[Stored items from a collection]
----
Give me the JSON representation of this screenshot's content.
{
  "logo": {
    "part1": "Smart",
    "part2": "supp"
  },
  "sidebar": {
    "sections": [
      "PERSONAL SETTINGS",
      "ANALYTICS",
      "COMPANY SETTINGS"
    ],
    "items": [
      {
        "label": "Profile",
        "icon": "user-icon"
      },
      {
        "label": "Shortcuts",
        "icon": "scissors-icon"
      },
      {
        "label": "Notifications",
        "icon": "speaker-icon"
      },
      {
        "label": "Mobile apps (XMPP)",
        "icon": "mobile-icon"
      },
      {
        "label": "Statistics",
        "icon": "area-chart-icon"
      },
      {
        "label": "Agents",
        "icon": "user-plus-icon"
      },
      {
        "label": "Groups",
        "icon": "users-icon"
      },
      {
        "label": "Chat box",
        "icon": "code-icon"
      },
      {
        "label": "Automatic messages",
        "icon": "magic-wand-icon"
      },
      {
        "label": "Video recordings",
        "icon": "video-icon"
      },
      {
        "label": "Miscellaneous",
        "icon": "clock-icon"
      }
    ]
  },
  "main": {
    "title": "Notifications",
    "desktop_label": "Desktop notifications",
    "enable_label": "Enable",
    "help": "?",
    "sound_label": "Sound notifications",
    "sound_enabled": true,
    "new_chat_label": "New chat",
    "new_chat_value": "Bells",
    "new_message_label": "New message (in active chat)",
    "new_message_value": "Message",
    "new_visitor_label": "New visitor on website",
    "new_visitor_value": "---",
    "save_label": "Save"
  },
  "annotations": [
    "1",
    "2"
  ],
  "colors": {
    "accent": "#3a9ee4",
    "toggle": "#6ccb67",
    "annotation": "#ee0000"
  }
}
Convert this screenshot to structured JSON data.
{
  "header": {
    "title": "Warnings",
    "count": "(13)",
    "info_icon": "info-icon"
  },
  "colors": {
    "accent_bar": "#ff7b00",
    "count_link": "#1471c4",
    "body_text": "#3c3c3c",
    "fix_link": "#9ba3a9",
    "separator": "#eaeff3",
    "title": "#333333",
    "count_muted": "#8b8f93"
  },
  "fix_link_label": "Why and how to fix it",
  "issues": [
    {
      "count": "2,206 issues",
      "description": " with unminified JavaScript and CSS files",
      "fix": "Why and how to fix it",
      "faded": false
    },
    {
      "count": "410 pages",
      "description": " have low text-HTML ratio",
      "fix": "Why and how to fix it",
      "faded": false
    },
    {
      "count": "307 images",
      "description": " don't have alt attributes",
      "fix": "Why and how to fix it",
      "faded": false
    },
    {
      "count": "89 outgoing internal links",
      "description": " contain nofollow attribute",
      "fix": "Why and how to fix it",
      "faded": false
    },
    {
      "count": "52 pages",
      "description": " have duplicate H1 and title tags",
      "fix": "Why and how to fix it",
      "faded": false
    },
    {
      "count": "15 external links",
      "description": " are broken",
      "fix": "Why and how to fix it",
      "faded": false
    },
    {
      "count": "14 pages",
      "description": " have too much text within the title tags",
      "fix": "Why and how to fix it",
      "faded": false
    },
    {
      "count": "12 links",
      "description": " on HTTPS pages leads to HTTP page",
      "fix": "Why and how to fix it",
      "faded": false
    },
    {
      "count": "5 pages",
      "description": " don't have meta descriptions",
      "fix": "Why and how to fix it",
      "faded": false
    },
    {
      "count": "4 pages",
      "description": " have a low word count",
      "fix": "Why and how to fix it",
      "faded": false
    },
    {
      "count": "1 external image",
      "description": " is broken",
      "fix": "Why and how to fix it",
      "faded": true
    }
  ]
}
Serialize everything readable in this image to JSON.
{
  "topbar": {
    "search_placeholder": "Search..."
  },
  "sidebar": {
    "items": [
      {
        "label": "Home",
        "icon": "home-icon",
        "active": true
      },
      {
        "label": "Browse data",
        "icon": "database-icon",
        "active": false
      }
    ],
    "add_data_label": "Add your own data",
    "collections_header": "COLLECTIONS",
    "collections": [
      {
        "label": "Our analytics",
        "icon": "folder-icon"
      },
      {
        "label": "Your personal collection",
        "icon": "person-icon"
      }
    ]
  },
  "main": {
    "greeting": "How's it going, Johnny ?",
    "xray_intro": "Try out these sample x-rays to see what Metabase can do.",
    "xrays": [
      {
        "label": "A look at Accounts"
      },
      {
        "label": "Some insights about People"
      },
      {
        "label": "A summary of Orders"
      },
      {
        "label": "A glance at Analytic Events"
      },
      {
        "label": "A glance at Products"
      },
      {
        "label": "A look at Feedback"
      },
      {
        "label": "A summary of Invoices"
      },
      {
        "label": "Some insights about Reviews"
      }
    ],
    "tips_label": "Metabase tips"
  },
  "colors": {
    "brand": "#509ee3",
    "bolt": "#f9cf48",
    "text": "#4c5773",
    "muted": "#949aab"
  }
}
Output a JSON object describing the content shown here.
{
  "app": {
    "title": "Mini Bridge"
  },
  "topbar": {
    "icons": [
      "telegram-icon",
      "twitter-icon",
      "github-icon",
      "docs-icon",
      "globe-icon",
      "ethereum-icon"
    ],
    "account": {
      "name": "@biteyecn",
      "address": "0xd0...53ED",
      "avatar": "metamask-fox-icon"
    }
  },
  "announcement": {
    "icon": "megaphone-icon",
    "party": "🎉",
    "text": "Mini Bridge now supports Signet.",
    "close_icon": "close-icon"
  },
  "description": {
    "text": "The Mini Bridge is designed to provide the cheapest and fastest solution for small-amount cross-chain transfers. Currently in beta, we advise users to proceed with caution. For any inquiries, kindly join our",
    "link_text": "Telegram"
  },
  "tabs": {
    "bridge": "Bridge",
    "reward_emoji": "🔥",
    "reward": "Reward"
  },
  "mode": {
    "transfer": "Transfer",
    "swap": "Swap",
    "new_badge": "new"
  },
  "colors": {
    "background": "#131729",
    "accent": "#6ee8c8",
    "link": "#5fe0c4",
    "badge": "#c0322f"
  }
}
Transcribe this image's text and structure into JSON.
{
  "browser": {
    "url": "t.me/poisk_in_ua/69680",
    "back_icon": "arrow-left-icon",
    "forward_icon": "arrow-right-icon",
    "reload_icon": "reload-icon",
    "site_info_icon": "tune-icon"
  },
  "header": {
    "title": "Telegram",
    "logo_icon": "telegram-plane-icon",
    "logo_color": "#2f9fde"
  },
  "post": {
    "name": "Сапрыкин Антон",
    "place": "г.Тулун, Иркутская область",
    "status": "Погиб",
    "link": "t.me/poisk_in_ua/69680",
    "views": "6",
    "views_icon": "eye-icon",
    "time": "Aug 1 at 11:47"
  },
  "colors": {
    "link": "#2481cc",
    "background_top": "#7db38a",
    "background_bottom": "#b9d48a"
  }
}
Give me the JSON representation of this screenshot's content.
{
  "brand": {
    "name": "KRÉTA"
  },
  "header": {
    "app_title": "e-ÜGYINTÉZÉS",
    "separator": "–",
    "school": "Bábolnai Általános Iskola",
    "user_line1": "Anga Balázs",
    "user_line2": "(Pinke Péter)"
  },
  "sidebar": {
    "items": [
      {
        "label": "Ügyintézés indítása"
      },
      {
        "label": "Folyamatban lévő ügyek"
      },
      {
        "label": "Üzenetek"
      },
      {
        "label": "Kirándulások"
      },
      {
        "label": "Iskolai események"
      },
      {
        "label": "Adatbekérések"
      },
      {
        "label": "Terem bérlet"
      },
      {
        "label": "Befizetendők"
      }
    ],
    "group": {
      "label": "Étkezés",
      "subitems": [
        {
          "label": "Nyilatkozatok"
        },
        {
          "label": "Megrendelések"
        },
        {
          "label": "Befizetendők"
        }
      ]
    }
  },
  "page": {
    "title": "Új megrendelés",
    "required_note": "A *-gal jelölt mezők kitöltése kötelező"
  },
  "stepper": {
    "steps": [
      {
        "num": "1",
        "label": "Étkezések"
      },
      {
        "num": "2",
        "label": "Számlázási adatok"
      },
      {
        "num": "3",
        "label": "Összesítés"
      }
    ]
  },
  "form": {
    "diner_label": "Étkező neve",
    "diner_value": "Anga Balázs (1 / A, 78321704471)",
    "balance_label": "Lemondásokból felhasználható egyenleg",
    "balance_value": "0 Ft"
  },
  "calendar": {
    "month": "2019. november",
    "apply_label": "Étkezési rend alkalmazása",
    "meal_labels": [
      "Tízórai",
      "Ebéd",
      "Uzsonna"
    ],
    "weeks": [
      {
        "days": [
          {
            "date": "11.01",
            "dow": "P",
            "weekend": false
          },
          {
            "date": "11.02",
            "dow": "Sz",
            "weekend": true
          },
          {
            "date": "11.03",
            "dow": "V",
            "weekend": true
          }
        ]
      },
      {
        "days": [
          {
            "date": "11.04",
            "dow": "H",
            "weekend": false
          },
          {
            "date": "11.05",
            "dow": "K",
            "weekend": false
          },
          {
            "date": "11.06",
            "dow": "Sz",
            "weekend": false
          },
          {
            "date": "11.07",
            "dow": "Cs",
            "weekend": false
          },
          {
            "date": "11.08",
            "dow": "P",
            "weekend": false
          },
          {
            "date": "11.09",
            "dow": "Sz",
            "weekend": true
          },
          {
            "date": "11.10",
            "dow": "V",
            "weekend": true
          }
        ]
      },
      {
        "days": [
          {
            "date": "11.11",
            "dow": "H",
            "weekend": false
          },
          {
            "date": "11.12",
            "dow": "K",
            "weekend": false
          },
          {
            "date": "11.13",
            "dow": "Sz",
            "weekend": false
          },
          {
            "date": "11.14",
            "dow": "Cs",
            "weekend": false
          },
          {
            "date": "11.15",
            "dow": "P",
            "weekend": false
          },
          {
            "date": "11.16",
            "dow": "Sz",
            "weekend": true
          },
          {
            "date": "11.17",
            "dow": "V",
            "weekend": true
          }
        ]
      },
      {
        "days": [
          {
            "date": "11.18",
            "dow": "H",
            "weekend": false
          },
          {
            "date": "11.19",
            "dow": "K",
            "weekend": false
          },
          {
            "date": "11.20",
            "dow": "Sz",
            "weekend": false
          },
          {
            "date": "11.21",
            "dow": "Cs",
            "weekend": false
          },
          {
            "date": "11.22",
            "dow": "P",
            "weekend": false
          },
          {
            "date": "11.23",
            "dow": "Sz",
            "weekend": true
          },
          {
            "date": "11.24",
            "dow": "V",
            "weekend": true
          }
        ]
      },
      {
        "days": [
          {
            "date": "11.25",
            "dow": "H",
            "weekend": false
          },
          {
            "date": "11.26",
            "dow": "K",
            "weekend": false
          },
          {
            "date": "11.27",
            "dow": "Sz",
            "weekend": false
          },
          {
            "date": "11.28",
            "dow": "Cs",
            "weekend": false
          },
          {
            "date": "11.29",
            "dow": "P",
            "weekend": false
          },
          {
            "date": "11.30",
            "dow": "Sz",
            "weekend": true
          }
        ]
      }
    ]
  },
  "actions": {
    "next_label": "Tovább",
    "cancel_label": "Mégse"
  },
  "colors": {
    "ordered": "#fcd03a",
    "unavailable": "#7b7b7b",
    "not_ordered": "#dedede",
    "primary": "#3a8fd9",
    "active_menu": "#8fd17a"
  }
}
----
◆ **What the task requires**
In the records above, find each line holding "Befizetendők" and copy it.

◆ **Output**
        "label": "Befizetendők"
          "label": "Befizetendők"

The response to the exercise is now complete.